=== Begin Enclosure ===

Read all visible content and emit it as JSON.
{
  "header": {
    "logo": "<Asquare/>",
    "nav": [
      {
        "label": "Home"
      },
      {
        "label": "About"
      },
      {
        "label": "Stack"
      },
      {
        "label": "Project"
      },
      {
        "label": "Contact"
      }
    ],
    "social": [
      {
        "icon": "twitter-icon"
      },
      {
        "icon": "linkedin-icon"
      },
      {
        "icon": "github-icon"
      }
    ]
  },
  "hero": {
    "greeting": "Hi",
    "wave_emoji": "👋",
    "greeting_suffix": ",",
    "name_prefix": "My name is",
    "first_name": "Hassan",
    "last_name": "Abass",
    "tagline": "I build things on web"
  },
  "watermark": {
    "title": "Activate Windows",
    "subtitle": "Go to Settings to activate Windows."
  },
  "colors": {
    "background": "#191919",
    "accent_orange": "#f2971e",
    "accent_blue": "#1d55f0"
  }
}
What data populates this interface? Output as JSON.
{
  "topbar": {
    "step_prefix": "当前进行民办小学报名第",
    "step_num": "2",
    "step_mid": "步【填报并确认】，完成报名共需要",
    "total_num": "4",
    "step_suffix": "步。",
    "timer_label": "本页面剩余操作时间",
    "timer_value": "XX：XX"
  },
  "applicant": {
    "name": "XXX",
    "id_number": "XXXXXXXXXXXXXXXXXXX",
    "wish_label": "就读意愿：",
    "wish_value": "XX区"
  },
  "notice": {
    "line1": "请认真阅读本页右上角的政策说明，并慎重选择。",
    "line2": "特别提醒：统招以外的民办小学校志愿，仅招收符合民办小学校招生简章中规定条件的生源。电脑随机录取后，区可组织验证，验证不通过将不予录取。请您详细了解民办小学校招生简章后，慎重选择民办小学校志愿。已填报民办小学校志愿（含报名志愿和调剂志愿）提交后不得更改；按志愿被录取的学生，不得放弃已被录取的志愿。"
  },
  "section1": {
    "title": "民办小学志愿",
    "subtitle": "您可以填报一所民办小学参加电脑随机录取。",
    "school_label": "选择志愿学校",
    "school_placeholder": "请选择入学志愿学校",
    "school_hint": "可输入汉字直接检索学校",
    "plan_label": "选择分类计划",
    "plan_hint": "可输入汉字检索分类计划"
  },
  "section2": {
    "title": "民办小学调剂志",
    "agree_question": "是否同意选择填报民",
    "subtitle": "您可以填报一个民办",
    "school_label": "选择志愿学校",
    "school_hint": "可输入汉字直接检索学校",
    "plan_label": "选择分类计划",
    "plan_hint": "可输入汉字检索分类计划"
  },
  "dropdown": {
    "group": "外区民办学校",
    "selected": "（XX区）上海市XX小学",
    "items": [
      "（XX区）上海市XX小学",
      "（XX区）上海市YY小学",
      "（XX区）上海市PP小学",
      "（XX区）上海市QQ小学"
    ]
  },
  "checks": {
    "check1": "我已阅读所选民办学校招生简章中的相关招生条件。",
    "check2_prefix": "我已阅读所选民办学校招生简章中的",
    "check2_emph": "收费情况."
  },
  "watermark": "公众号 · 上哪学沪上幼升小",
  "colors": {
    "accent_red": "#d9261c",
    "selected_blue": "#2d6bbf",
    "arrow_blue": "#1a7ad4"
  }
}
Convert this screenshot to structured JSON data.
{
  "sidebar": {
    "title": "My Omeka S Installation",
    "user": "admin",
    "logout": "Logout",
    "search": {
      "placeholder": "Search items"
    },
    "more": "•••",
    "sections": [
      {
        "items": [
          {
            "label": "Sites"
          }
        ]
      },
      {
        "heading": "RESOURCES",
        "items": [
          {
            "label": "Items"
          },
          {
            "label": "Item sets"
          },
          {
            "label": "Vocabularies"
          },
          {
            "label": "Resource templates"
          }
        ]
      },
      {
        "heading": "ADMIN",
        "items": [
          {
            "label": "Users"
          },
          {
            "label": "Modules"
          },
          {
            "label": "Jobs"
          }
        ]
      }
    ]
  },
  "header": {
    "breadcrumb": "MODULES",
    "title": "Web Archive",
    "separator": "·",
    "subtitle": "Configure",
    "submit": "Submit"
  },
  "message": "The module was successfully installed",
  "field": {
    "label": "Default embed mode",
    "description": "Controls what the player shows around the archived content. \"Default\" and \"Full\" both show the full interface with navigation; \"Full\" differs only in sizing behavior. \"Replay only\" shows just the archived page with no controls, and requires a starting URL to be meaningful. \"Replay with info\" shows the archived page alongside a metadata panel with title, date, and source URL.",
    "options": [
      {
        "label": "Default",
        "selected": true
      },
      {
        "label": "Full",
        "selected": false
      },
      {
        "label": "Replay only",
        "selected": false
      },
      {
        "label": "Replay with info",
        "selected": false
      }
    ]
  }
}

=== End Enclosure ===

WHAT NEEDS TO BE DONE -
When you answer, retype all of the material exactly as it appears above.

RESULT -
Read all visible content and emit it as JSON.
{
  "header": {
    "logo": "<Asquare/>",
    "nav": [
      {
        "label": "Home"
      },
      {
        "label": "About"
      },
      {
        "label": "Stack"
      },
      {
        "label": "Project"
      },
      {
        "label": "Contact"
      }
    ],
    "social": [
      {
        "icon": "twitter-icon"
      },
      {
        "icon": "linkedin-icon"
      },
      {
        "icon": "github-icon"
      }
    ]
  },
  "hero": {
    "greeting": "Hi",
    "wave_emoji": "👋",
    "greeting_suffix": ",",
    "name_prefix": "My name is",
    "first_name": "Hassan",
    "last_name": "Abass",
    "tagline": "I build things on web"
  },
  "watermark": {
    "title": "Activate Windows",
    "subtitle": "Go to Settings to activate Windows."
  },
  "colors": {
    "background": "#191919",
    "accent_orange": "#f2971e",
    "accent_blue": "#1d55f0"
  }
}
What data populates this interface? Output as JSON.
{
  "topbar": {
    "step_prefix": "当前进行民办小学报名第",
    "step_num": "2",
    "step_mid": "步【填报并确认】，完成报名共需要",
    "total_num": "4",
    "step_suffix": "步。",
    "timer_label": "本页面剩余操作时间",
    "timer_value": "XX：XX"
  },
  "applicant": {
    "name": "XXX",
    "id_number": "XXXXXXXXXXXXXXXXXXX",
    "wish_label": "就读意愿：",
    "wish_value": "XX区"
  },
  "notice": {
    "line1": "请认真阅读本页右上角的政策说明，并慎重选择。",
    "line2": "特别提醒：统招以外的民办小学校志愿，仅招收符合民办小学校招生简章中规定条件的生源。电脑随机录取后，区可组织验证，验证不通过将不予录取。请您详细了解民办小学校招生简章后，慎重选择民办小学校志愿。已填报民办小学校志愿（含报名志愿和调剂志愿）提交后不得更改；按志愿被录取的学生，不得放弃已被录取的志愿。"
  },
  "section1": {
    "title": "民办小学志愿",
    "subtitle": "您可以填报一所民办小学参加电脑随机录取。",
    "school_label": "选择志愿学校",
    "school_placeholder": "请选择入学志愿学校",
    "school_hint": "可输入汉字直接检索学校",
    "plan_label": "选择分类计划",
    "plan_hint": "可输入汉字检索分类计划"
  },
  "section2": {
    "title": "民办小学调剂志",
    "agree_question": "是否同意选择填报民",
    "subtitle": "您可以填报一个民办",
    "school_label": "选择志愿学校",
    "school_hint": "可输入汉字直接检索学校",
    "plan_label": "选择分类计划",
    "plan_hint": "可输入汉字检索分类计划"
  },
  "dropdown": {
    "group": "外区民办学校",
    "selected": "（XX区）上海市XX小学",
    "items": [
      "（XX区）上海市XX小学",
      "（XX区）上海市YY小学",
      "（XX区）上海市PP小学",
      "（XX区）上海市QQ小学"
    ]
  },
  "checks": {
    "check1": "我已阅读所选民办学校招生简章中的相关招生条件。",
    "check2_prefix": "我已阅读所选民办学校招生简章中的",
    "check2_emph": "收费情况."
  },
  "watermark": "公众号 · 上哪学沪上幼升小",
  "colors": {
    "accent_red": "#d9261c",
    "selected_blue": "#2d6bbf",
    "arrow_blue": "#1a7ad4"
  }
}
Convert this screenshot to structured JSON data.
{
  "sidebar": {
    "title": "My Omeka S Installation",
    "user": "admin",
    "logout": "Logout",
    "search": {
      "placeholder": "Search items"
    },
    "more": "•••",
    "sections": [
      {
        "items": [
          {
            "label": "Sites"
          }
        ]
      },
      {
        "heading": "RESOURCES",
        "items": [
          {
            "label": "Items"
          },
          {
            "label": "Item sets"
          },
          {
            "label": "Vocabularies"
          },
          {
            "label": "Resource templates"
          }
        ]
      },
      {
        "heading": "ADMIN",
        "items": [
          {
            "label": "Users"
          },
          {
            "label": "Modules"
          },
          {
            "label": "Jobs"
          }
        ]
      }
    ]
  },
  "header": {
    "breadcrumb": "MODULES",
    "title": "Web Archive",
    "separator": "·",
    "subtitle": "Configure",
    "submit": "Submit"
  },
  "message": "The module was successfully installed",
  "field": {
    "label": "Default embed mode",
    "description": "Controls what the player shows around the archived content. \"Default\" and \"Full\" both show the full interface with navigation; \"Full\" differs only in sizing behavior. \"Replay only\" shows just the archived page with no controls, and requires a starting URL to be meaningful. \"Replay with info\" shows the archived page alongside a metadata panel with title, date, and source URL.",
    "options": [
      {
        "label": "Default",
        "selected": true
      },
      {
        "label": "Full",
        "selected": false
      },
      {
        "label": "Replay only",
        "selected": false
      },
      {
        "label": "Replay with info",
        "selected": false
      }
    ]
  }
}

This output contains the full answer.